- _TASK DETAILS_:
Identify each line in the records below that contains the word "comdirect", and copy it.

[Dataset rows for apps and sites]
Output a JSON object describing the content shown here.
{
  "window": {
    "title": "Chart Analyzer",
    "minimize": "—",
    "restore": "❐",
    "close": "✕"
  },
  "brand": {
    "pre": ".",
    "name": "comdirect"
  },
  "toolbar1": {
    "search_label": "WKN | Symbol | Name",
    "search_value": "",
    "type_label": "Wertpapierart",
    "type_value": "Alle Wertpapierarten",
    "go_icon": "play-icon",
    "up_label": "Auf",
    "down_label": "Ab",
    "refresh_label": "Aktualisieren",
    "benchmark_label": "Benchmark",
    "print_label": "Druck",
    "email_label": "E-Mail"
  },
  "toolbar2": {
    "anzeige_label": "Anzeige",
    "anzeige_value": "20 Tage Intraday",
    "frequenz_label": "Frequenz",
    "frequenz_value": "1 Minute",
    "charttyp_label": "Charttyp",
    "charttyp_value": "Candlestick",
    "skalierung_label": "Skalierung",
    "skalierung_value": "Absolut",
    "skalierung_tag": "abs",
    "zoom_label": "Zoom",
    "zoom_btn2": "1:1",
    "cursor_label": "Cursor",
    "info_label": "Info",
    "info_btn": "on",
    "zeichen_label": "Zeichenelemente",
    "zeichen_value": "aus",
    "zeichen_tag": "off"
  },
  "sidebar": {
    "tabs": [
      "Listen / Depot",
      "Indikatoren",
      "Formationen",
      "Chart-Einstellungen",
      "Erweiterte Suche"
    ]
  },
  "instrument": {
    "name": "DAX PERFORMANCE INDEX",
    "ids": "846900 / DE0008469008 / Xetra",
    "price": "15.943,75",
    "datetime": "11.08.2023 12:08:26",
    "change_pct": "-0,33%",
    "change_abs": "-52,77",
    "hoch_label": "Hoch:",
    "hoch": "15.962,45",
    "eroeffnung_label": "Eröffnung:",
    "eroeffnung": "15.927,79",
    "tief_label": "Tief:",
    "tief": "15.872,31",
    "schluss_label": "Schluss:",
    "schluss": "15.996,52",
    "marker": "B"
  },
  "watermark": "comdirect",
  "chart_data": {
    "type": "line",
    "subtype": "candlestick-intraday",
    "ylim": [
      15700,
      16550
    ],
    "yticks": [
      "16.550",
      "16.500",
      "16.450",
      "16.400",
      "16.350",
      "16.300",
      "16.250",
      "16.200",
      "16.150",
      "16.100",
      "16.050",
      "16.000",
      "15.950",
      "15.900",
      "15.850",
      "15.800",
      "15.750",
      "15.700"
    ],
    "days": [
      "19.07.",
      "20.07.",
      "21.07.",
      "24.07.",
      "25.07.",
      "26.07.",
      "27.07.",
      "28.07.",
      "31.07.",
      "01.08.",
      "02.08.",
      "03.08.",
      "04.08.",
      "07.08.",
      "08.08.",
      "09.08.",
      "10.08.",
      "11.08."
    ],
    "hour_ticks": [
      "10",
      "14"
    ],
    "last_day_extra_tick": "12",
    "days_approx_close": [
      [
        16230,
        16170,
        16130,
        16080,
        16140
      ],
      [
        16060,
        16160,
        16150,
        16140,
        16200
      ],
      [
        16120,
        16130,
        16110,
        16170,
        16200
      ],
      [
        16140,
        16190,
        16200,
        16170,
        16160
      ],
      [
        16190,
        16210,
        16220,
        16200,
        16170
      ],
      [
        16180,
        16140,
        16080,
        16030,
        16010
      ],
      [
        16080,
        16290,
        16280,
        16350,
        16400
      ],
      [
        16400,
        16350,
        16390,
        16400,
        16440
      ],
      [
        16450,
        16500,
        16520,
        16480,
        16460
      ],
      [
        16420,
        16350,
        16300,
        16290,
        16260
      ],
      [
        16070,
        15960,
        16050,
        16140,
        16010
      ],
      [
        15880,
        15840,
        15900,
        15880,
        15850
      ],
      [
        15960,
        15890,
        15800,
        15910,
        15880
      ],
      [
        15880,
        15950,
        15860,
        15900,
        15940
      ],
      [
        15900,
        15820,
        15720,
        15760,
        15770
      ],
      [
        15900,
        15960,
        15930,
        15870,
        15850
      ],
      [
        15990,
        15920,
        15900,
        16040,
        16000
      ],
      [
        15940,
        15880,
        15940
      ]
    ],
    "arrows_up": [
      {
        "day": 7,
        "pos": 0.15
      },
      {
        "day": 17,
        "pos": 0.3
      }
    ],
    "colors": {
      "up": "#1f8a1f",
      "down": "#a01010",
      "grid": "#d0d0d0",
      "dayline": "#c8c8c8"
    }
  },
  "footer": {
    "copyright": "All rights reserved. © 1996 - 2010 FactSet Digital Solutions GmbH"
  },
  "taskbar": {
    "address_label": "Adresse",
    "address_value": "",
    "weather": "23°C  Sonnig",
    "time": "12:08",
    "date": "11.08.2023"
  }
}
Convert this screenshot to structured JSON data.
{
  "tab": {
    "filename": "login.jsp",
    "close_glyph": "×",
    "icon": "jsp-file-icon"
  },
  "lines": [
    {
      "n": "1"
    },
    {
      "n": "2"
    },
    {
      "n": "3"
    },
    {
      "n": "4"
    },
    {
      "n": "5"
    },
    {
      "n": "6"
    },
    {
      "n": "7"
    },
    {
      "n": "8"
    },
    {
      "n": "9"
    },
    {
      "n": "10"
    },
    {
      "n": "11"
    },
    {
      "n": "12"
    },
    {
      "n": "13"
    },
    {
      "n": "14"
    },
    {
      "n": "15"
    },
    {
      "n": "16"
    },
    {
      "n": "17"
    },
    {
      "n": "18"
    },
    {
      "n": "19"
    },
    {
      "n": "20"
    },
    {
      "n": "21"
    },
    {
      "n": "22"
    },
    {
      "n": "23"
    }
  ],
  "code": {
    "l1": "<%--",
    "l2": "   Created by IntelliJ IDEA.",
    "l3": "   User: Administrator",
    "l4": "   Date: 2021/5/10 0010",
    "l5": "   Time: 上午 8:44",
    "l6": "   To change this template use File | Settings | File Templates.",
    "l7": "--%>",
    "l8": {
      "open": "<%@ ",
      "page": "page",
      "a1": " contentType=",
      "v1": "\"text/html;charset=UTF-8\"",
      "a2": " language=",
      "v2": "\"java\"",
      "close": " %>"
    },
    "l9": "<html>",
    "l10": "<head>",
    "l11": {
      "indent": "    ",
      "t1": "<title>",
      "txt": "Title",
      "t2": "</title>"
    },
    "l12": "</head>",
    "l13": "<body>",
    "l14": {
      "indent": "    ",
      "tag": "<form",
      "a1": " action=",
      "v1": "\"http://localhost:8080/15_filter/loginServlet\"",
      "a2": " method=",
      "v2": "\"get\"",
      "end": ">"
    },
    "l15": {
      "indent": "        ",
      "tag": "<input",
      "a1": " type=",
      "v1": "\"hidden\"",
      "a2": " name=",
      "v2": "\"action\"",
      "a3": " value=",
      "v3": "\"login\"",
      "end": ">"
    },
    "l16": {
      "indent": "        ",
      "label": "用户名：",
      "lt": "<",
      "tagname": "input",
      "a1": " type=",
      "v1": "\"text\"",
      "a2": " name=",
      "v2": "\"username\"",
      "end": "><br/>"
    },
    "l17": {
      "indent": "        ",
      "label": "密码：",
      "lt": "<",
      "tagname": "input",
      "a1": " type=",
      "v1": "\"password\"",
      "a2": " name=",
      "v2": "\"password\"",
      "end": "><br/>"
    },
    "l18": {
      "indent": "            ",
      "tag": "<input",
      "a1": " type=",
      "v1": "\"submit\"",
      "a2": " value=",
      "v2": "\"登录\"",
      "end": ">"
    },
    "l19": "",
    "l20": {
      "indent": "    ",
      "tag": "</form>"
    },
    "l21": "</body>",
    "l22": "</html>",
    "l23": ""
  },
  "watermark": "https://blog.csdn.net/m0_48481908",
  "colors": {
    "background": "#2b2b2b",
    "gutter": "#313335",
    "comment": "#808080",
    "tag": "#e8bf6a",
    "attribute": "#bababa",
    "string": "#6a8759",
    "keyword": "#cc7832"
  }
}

- _RESULT OF THIS EXERCISE_:
    "name": "comdirect"
  "watermark": "comdirect",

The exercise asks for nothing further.